By Sukhi Borse |

For the past few months, anytime I have been on my phone I have seen stories about celebrities or other public figures being “cancelled.” When a person is cancelled, it means they have been boycotted because of a mistake they have made. 

This has become far too common and so many people seem to just accept it. Even my friend randomly blurted out that she cancelled a few people in her life. 

In fact, it wasn’t too long ago when I used the word during an issue that I had with a friend. If I’m being completely honest, I didn’t fully grasp the weight of what I was saying. At that time, I didn’t realize the implications of canceling someone. 

Kevin Hart, for example, has basically been exiled from the public eye for a while because of his history of homophobic comments. Obviously, his comments weren’t appropriate and he should have never said them because they were hateful. However, it is just as bad that people continue to send him death threats because of his mistake. 

We can cancel a subscription to streaming services and our credit card accounts, but people are not objects: they can’t be cancelled. Humans are not disposable; they are not something to just throw away. 
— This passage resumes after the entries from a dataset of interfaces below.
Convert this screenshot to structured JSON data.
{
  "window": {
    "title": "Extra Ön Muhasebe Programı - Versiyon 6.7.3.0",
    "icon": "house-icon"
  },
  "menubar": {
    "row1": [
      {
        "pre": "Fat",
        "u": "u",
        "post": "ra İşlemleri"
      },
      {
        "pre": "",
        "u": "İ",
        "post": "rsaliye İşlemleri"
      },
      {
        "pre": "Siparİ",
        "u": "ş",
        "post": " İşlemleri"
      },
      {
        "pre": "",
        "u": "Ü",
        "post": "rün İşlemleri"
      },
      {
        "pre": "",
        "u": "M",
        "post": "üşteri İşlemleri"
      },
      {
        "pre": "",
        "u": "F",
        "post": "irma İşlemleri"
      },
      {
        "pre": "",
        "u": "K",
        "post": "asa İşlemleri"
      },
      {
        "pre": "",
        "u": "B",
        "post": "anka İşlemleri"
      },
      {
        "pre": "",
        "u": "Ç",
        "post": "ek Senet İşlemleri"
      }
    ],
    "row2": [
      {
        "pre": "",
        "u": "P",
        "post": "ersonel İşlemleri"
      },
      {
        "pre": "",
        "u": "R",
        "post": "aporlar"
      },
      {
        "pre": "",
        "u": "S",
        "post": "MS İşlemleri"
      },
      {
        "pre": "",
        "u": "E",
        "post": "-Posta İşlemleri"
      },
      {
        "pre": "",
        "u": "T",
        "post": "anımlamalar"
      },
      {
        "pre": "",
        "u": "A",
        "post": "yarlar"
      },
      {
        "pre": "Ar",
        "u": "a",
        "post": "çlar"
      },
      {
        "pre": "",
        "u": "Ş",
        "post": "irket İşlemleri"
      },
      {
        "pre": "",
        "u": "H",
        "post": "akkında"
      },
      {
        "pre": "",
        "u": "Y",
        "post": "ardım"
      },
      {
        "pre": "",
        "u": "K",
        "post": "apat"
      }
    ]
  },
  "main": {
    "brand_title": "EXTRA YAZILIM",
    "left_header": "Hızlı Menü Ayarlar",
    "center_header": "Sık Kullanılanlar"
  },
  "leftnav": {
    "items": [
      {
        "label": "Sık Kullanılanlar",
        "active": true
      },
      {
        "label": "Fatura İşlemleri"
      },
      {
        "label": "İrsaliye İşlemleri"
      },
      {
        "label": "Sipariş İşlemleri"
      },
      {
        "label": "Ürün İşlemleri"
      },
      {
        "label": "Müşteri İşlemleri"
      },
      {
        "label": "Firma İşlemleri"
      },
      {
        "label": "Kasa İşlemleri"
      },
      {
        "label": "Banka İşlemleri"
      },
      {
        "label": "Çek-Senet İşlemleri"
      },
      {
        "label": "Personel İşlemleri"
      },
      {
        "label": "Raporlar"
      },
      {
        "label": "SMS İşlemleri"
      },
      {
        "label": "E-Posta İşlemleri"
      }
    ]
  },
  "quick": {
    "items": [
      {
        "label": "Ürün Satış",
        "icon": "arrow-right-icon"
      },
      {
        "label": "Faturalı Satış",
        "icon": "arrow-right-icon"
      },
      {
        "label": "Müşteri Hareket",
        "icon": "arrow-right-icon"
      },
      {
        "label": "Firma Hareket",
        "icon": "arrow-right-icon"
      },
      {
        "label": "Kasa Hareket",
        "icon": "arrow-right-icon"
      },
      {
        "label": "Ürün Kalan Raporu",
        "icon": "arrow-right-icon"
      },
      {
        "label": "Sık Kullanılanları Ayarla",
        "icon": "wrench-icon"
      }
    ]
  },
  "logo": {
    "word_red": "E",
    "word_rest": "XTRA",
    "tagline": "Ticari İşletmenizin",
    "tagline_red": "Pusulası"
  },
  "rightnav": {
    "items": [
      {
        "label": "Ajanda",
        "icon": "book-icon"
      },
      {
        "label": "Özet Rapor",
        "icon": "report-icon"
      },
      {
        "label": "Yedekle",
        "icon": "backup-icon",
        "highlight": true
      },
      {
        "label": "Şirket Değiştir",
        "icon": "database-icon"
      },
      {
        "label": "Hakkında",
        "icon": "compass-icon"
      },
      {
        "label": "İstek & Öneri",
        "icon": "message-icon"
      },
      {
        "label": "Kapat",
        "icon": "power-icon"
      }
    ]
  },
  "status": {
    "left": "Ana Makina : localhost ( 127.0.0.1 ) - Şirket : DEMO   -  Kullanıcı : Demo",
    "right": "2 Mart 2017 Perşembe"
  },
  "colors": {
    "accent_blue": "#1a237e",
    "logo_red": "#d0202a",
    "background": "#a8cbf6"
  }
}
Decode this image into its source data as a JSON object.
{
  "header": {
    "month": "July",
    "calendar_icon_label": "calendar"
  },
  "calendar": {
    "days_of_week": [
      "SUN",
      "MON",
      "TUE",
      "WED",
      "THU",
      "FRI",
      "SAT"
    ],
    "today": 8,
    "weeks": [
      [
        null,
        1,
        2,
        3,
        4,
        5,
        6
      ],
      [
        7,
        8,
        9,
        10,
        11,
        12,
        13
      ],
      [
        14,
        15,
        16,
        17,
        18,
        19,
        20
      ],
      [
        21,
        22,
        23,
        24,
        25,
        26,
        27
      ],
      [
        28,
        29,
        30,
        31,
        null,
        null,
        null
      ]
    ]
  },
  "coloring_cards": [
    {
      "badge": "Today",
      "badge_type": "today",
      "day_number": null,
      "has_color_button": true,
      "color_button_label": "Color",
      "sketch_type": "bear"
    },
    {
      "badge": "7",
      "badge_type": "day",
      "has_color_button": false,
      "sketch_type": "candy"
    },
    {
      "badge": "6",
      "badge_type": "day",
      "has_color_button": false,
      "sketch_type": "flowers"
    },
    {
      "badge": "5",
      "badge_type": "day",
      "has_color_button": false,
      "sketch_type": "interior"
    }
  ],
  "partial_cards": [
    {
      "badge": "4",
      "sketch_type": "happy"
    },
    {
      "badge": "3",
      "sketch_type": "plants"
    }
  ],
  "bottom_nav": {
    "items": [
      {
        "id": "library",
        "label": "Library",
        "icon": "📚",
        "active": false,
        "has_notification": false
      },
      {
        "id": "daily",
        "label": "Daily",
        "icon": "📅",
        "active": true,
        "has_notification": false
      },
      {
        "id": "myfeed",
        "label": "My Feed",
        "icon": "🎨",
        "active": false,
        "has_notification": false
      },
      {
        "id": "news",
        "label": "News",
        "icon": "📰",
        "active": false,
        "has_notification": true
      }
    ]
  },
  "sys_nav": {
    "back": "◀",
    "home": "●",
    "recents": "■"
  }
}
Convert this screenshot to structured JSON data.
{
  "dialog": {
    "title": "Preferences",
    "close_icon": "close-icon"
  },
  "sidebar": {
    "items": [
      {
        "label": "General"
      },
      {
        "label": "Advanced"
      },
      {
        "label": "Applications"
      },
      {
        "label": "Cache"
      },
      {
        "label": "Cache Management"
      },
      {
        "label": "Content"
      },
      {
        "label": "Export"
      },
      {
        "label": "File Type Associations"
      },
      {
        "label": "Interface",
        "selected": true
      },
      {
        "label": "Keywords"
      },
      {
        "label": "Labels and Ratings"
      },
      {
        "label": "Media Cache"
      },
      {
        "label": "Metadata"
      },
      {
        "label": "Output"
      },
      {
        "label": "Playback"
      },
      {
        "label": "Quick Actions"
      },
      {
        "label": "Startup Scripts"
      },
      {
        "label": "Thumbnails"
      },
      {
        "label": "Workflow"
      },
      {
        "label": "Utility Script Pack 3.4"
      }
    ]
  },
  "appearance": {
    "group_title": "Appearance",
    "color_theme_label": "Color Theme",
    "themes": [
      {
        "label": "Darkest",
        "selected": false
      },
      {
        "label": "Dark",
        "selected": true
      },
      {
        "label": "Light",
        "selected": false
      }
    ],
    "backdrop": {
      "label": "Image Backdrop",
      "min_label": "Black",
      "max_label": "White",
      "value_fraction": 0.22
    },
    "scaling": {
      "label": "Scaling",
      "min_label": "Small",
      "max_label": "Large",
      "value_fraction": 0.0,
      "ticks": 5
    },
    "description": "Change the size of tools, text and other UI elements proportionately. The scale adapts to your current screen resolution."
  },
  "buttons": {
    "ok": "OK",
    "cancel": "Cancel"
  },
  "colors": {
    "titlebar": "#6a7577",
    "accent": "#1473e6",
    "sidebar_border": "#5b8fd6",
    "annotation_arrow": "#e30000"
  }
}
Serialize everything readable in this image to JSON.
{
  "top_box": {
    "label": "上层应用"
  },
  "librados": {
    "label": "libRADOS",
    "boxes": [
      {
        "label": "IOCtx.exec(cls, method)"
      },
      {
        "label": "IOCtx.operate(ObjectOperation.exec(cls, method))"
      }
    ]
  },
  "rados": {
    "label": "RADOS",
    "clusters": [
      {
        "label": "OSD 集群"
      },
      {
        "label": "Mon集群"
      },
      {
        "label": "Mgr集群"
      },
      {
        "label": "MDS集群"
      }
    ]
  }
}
People make mistakes. Although we shouldn’t excuse all behavior because of mistakes, we do not have the right to dictate someone’s worth within society. Canceling someone might as well be the equivalent of giving up on that person’s existence. This can lead to someone drowning in their loneliness which can lead to depression and other unhealthy habits. 

Who are we to judge someone else’s mistakes and completely shun them from society? We all have made regrettable mistakes because we’re human and part of being a human means we are imperfect.

We can be angry at someone and not forgive their apology, but it doesn’t mean that we can be equally hateful back to them. This experience should be considered a learning curve. Kevin Hart is paying for his mistake: lost gigs, a halt in his career, and a forced resignation from hosting the Oscars. 

Everyone is struggling with something right now. However little or however large, we are all going through life trying to figure it out for ourselves. Mistakes will be made because they are inevitable.

If someone’s mistake has hurt you, then talk about it with them. Some forgiveness is harder than others and I don’t expect everyone to be friends or to like everyone, but talking it out can give plenty of opportunity for reparations.

Everyone needs help. Instead of making someone’s mistake define the rest of their life, help them find their road to redemption by supporting them and telling them it’s going to be okay despite their mistakes. Help them find ways to make repairs and change for the better. People should never have to feel like their entire existence is a lost cause.

The best of humankind is when we decide to support each other towards the path of improvement not when we turn on each other and cancel someone’s existence.